Scan the records for the string "this". State how many lines contain it and add nothing.

## Data extract
<<<<
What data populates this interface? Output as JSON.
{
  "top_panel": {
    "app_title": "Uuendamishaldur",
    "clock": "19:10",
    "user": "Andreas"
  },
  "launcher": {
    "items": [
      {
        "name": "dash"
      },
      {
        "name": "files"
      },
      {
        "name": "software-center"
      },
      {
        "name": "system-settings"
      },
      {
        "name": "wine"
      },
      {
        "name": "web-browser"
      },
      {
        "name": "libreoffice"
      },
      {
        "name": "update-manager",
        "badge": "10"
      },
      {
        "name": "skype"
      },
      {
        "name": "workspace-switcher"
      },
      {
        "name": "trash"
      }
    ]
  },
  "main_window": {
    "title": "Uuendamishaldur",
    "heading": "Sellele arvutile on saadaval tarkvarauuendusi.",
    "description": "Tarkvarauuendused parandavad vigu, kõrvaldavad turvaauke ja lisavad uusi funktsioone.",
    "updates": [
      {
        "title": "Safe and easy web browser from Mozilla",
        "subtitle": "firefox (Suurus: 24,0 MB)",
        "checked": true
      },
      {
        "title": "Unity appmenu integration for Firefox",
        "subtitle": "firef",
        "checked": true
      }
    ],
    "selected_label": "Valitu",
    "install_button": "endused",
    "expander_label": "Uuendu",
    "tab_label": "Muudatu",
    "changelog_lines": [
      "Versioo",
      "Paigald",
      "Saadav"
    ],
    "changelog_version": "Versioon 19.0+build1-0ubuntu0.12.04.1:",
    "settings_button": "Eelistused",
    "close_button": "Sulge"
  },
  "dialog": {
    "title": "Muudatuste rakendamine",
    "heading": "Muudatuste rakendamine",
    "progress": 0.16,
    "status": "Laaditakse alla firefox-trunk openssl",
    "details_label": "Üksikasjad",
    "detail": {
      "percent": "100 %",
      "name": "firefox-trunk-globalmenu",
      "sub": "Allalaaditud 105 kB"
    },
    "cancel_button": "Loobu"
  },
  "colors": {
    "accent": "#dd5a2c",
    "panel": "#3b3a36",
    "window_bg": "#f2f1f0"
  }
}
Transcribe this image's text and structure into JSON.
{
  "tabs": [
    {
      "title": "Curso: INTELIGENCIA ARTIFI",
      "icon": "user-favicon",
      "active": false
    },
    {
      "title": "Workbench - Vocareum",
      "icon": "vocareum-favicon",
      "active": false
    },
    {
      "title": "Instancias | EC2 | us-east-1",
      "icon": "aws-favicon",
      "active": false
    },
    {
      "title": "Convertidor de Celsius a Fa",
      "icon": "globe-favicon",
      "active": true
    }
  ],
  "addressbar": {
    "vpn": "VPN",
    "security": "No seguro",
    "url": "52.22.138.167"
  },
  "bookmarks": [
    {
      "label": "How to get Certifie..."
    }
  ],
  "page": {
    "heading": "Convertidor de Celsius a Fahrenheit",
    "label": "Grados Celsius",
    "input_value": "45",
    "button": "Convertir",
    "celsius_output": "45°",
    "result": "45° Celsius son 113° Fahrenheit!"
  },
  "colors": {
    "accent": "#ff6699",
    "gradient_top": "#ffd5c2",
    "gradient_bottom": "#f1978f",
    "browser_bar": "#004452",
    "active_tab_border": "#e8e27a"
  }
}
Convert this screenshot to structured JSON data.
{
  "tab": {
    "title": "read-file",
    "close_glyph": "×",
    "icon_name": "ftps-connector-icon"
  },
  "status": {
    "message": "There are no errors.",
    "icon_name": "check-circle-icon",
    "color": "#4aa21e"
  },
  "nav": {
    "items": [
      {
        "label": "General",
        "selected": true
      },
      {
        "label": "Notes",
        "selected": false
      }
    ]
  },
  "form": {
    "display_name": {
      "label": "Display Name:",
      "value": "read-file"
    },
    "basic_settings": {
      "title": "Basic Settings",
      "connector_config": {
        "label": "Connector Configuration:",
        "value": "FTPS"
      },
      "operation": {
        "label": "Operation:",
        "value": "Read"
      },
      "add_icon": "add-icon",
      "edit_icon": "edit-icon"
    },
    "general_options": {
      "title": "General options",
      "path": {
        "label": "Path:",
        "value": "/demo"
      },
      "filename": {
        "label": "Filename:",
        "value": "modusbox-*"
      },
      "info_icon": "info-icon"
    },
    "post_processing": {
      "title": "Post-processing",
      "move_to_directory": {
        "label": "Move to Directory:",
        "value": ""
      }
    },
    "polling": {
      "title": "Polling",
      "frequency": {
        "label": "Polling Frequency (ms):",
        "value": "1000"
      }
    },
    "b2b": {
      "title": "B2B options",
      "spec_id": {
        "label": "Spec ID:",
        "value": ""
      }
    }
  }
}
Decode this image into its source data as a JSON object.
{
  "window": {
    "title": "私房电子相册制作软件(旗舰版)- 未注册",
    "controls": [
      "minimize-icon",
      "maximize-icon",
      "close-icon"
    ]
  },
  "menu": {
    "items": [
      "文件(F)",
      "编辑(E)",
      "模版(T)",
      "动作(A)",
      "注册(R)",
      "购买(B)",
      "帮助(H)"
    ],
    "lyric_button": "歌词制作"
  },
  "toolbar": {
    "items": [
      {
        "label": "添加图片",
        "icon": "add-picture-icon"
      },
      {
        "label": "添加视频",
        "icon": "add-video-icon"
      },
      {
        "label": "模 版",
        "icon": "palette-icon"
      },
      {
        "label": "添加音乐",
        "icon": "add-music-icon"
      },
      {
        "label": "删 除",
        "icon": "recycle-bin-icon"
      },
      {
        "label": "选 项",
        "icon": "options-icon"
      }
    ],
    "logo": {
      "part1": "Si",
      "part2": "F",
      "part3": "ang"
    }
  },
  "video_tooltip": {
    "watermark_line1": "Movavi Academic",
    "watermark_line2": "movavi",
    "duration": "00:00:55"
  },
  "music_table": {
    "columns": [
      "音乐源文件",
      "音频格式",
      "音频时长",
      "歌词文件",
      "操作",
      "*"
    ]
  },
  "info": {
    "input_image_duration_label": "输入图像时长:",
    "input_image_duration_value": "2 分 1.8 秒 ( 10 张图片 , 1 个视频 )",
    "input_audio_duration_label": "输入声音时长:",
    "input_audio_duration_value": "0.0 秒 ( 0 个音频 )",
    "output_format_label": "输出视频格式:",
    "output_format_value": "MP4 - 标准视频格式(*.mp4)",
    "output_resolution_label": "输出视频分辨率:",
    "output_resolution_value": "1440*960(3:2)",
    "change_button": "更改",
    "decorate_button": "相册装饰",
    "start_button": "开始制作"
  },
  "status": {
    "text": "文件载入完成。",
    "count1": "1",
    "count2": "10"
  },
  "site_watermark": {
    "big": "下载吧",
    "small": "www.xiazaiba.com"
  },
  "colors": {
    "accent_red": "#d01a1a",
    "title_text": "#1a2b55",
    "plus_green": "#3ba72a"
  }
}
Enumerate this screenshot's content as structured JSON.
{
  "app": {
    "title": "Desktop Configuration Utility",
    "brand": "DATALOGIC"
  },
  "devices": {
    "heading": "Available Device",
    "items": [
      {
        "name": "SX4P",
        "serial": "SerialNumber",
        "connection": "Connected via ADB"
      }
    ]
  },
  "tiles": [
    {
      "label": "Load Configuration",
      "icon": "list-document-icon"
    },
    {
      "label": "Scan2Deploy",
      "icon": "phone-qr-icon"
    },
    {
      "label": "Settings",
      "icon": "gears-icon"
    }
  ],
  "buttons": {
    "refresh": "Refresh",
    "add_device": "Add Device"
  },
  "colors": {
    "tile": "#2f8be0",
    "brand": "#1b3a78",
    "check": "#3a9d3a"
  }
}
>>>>
## Finished exercise
5